Posted on April 16, 2021
illustrated image of a women sitting at a desk with men giving her more work to accomplish

Did you know that women are far more likely to volunteer for tasks that do not lead to a promotion or a raise? According to a small-scale study conducted at the University of Pittsburgh, 696 students participated in an exercise in which they were asked to volunteer. Researchers found that women raised their hands 48% more often than their male counterparts. And when a manager needed to “choose someone quickly to complete a task” they were more likely to pick a woman.

Linda Babcock, Maria P. Recalde and Lise Vesterlund looked at why women volunteer for tasks that do not lead to promotion in an HBR article. In looking at a wide array of research, they concluded that it was not the nature of the tasks or that men were less interested, instead “ the real driver was a shared understanding or expectation that women would volunteer more than men.”

Julia Carpenter writes in a CNN article entitled, “You are not the office mom. So why do you do the office housework? about women being expected to take on certain roles, such as note-taking, making coffee, tidying the office kitchen, or planning the holiday party. “This type of office housework has been studied by scholars for decades.” While these tasks are appreciated and contribute to the overall working environment, they do nothing to bolster a career. Taking notes at a strategic planning meeting makes it difficult to engage in the conversation and when have we heard senior leadership say, “Oh, let’s promote Mary because she is a good note-taker” - never!

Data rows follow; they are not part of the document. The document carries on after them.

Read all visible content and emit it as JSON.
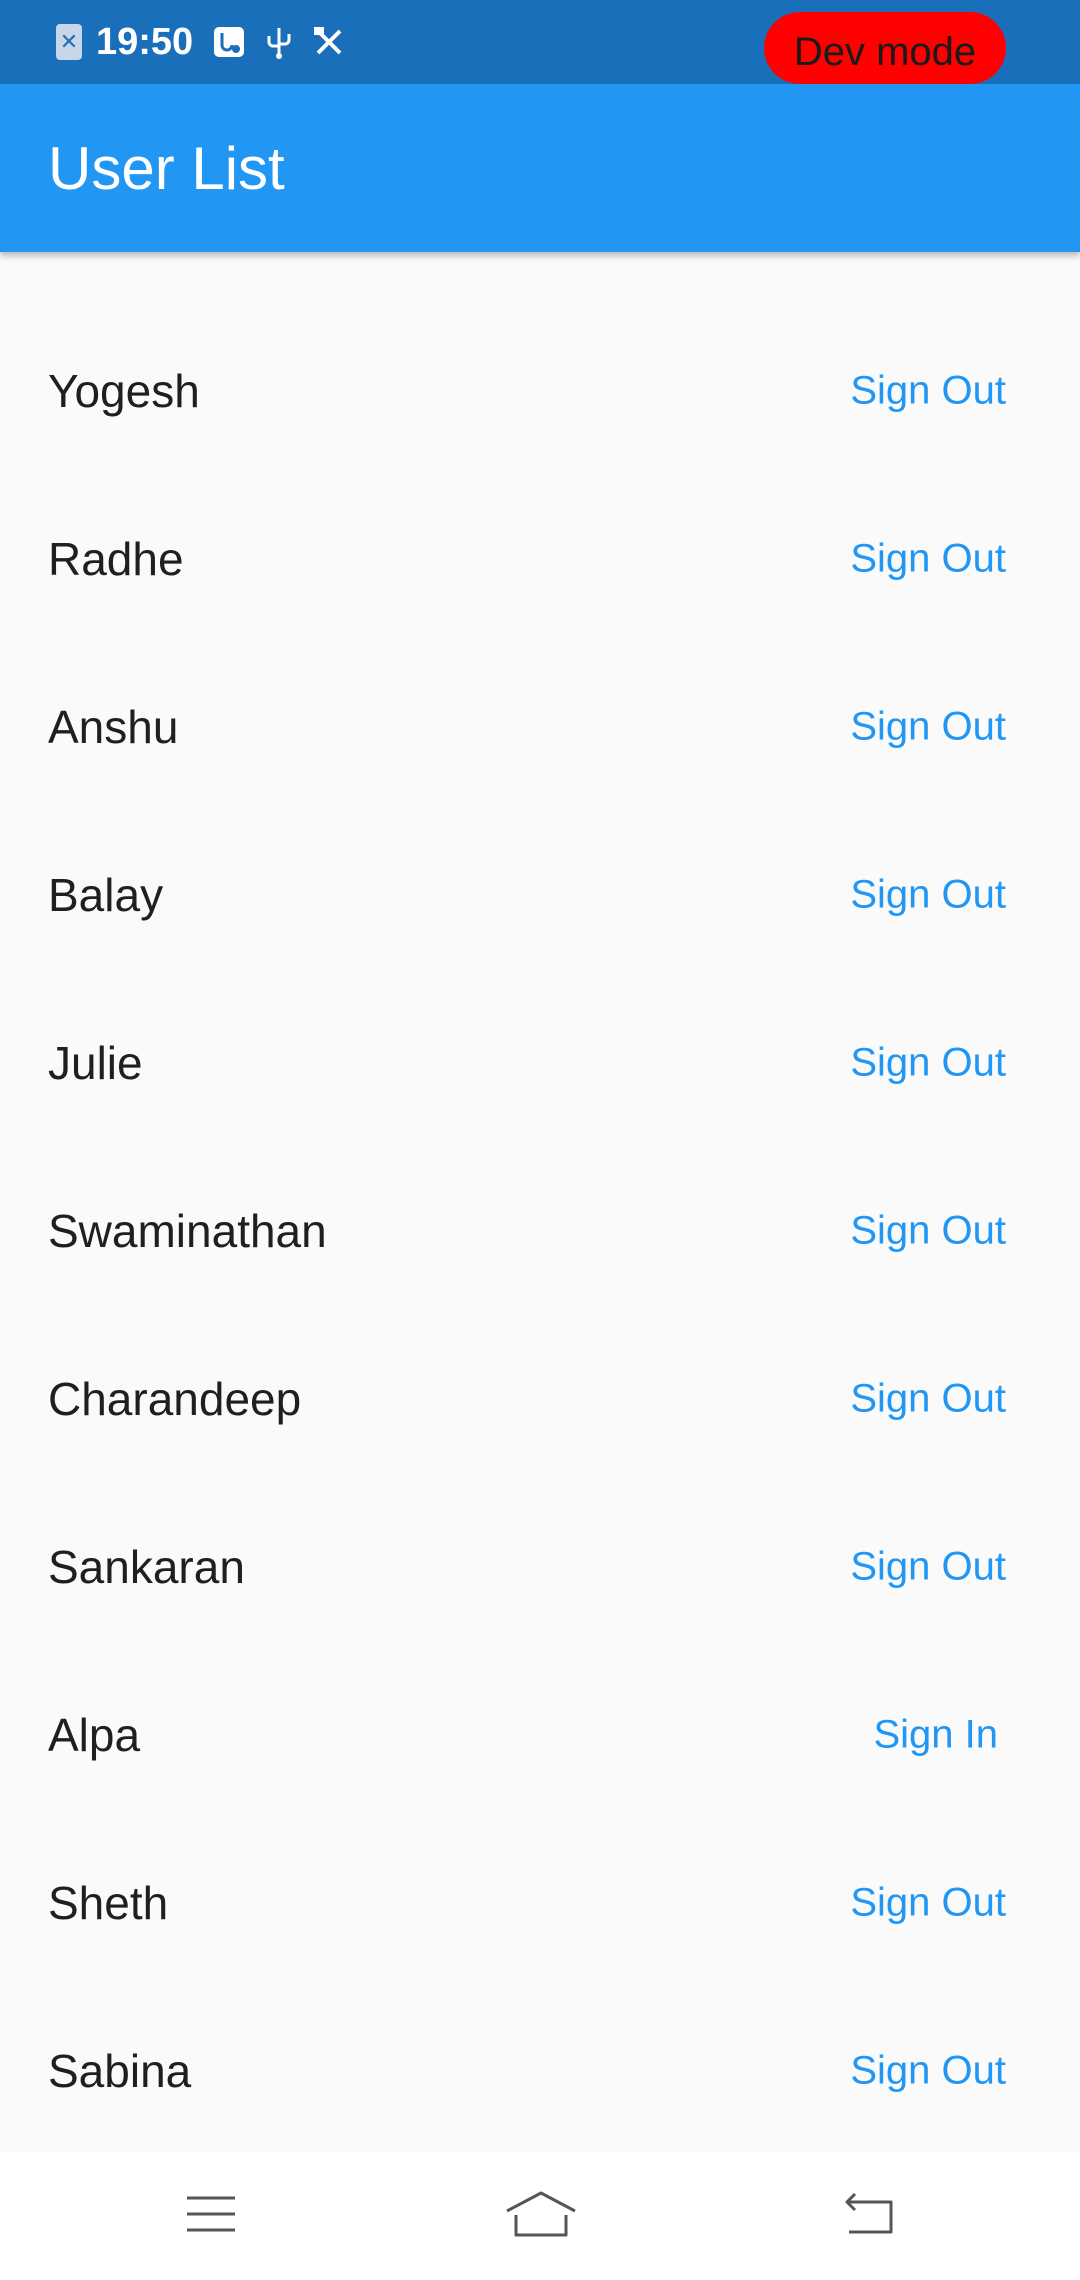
{
  "status_bar": {
    "time": "19:50",
    "sim_icon": "sim-card-icon",
    "icons": [
      "usb-settings-icon",
      "usb-icon",
      "developer-tools-icon"
    ],
    "dev_mode_label": "Dev mode",
    "background_color": "#1a6fba",
    "dev_mode_color": "#ff0000"
  },
  "app_bar": {
    "title": "User List",
    "background_color": "#2196f3"
  },
  "users": [
    {
      "name": "Yogesh",
      "action": "Sign Out"
    },
    {
      "name": "Radhe",
      "action": "Sign Out"
    },
    {
      "name": "Anshu",
      "action": "Sign Out"
    },
    {
      "name": "Balay",
      "action": "Sign Out"
    },
    {
      "name": "Julie",
      "action": "Sign Out"
    },
    {
      "name": "Swaminathan",
      "action": "Sign Out"
    },
    {
      "name": "Charandeep",
      "action": "Sign Out"
    },
    {
      "name": "Sankaran",
      "action": "Sign Out"
    },
    {
      "name": "Alpa",
      "action": "Sign In"
    },
    {
      "name": "Sheth",
      "action": "Sign Out"
    },
    {
      "name": "Sabina",
      "action": "Sign Out"
    }
  ],
  "action_color": "#2196f3",
  "nav_bar": {
    "buttons": [
      "menu-icon",
      "home-icon",
      "back-icon"
    ]
  }
}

This morning in the Chronicle of Higher Education’s daily newsletter, there was an article about this very topic. When comparing the trajectories and efforts of men and women in academia, author Sharon Marcus refers to collective men as David and women as Jennifer and writes, “we value a Jennifer most when she cares for others and makes them feel good, although we rarely confer money or honors on her self-sacrifice. Should Jennifer try to exercise power on her own behalf, our response is usually ambivalent at best. Over time and in the aggregate, men feel their capacities increase; women feel theirs run down.”

So, I have some sage advice for my peers and colleagues, aka Jennifer – just say, “No.”

Saying no matters today and in the future because in the long run, women will continue to be promoted less often, which ultimately results in financial loss better known as the wage gap. We must refrain from our need to end the awkward silence when our manager asks for volunteers to run the annual holiday party or send out the birthday cards. We must create boundaries such that we do not put ourselves into the role of “mother” – our clients, students, peers, all have mothers (or mother figures in their lives) and it is not our responsibility to take on that role. It is not our responsibility to feel the need to take on the mundane tasks, so men can assume more power.

So, say “No.” Support your female co-workers in saying, “No.” Help one another create and maintain healthy boundaries that allow us to assume more power, authority, and opportunities for promotion. As women, we need to stand together and support ALL women, especially women of color, so collectively we can truly become equal to our male counterparts.


Anne Converse Willkomm
Assistant Dean, Graduate College
Assistant Clinical Professor & Department Head, Goodwin College
Drexel University
Posted in leadership-management-skills, innovation-workplace, professional-development-career-tips